• Records from a collection
━━━━

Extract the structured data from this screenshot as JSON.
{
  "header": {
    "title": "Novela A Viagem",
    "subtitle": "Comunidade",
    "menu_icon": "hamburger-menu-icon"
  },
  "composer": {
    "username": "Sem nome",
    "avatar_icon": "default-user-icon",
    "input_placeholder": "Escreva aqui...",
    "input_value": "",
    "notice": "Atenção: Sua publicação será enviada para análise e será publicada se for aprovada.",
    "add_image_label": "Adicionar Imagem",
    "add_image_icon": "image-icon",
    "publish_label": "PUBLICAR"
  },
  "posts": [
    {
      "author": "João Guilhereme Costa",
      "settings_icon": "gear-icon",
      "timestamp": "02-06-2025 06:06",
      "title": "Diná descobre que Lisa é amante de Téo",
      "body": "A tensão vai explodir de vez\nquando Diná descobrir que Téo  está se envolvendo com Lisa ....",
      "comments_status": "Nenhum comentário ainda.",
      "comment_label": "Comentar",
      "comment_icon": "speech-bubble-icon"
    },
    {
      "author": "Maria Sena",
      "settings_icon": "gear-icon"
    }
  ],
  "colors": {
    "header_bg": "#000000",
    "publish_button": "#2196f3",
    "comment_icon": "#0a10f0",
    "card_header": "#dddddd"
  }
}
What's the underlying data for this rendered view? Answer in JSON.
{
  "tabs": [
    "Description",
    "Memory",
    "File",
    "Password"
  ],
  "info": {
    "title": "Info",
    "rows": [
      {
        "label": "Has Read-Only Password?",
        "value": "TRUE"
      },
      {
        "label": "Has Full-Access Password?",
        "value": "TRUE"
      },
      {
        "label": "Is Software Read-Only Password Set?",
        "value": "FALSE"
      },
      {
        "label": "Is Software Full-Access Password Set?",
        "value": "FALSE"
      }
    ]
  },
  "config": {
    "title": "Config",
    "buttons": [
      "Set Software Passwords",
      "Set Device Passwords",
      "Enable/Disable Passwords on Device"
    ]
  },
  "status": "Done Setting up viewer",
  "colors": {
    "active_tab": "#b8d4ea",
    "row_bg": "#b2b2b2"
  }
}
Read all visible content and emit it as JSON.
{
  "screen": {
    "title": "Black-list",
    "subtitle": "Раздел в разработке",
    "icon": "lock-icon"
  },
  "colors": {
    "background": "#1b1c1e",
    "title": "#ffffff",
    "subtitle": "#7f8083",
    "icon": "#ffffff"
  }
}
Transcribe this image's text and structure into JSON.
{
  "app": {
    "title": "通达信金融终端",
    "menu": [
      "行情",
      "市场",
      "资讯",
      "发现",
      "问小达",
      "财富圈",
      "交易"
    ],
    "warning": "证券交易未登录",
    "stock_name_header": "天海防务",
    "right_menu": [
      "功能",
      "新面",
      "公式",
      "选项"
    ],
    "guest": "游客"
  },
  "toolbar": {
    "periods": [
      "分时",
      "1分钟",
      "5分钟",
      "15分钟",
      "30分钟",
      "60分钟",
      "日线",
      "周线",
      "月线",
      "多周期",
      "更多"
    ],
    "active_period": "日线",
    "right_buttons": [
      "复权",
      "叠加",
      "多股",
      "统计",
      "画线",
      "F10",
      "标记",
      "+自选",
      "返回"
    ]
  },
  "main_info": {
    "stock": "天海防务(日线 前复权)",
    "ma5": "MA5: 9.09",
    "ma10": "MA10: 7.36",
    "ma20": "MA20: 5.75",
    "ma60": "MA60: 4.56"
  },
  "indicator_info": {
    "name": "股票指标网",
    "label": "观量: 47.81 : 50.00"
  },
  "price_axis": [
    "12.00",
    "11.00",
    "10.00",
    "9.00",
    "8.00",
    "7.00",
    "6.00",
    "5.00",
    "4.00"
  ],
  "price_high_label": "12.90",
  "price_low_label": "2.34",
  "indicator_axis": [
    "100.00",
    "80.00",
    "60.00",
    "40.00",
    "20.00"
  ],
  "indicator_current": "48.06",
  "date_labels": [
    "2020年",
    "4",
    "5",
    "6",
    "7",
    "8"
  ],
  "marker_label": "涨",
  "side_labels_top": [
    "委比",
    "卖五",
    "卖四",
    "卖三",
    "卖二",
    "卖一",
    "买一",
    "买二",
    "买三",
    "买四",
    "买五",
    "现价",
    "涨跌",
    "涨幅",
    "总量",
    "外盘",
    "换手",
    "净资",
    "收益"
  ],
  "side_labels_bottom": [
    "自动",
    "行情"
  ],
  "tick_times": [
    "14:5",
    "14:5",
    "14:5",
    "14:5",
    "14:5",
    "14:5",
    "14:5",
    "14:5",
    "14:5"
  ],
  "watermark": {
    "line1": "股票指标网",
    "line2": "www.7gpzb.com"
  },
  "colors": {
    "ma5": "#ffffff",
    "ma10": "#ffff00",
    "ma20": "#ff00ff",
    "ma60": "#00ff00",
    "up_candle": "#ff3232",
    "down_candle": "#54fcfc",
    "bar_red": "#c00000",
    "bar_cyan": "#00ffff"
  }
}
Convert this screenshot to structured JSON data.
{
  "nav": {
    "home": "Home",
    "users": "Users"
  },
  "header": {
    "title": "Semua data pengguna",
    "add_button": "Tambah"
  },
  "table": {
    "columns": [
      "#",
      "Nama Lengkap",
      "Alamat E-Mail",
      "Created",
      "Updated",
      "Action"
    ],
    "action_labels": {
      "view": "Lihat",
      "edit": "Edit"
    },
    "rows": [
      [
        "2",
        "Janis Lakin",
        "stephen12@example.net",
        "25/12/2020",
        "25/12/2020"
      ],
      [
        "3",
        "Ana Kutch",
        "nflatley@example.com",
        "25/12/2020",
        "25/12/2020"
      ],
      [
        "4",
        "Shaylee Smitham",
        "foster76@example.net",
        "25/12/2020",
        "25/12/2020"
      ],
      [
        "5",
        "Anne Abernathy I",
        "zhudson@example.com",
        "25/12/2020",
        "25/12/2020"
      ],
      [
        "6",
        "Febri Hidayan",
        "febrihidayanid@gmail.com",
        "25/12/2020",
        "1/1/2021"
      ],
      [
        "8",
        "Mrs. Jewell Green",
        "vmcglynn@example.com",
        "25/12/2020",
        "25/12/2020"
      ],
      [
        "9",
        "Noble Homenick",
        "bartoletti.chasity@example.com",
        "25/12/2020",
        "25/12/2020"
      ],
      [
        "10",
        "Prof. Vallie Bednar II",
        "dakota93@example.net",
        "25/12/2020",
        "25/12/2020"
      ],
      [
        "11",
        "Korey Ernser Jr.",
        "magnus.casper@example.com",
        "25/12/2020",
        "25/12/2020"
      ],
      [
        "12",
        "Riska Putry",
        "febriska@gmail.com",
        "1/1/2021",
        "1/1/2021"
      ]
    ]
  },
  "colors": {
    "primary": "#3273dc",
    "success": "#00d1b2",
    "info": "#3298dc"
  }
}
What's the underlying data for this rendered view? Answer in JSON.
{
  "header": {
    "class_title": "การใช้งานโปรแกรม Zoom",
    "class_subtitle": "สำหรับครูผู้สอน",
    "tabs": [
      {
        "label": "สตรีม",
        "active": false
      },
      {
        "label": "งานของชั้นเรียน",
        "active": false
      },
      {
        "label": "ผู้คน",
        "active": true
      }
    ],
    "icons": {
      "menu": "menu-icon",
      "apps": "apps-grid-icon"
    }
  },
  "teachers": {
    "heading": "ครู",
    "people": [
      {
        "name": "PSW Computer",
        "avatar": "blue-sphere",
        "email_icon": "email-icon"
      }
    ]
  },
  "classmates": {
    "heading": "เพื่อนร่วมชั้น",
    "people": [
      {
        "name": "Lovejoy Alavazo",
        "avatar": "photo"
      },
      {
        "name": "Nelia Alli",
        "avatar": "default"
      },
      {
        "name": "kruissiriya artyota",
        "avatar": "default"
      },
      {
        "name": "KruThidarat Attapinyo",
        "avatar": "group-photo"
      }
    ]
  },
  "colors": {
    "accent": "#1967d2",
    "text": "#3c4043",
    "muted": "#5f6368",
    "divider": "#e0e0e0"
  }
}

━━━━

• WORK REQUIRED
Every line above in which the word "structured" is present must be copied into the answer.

• RESPONSE FOR THIS EXERCISE
Extract the structured data from this screenshot as JSON.
Convert this screenshot to structured JSON data.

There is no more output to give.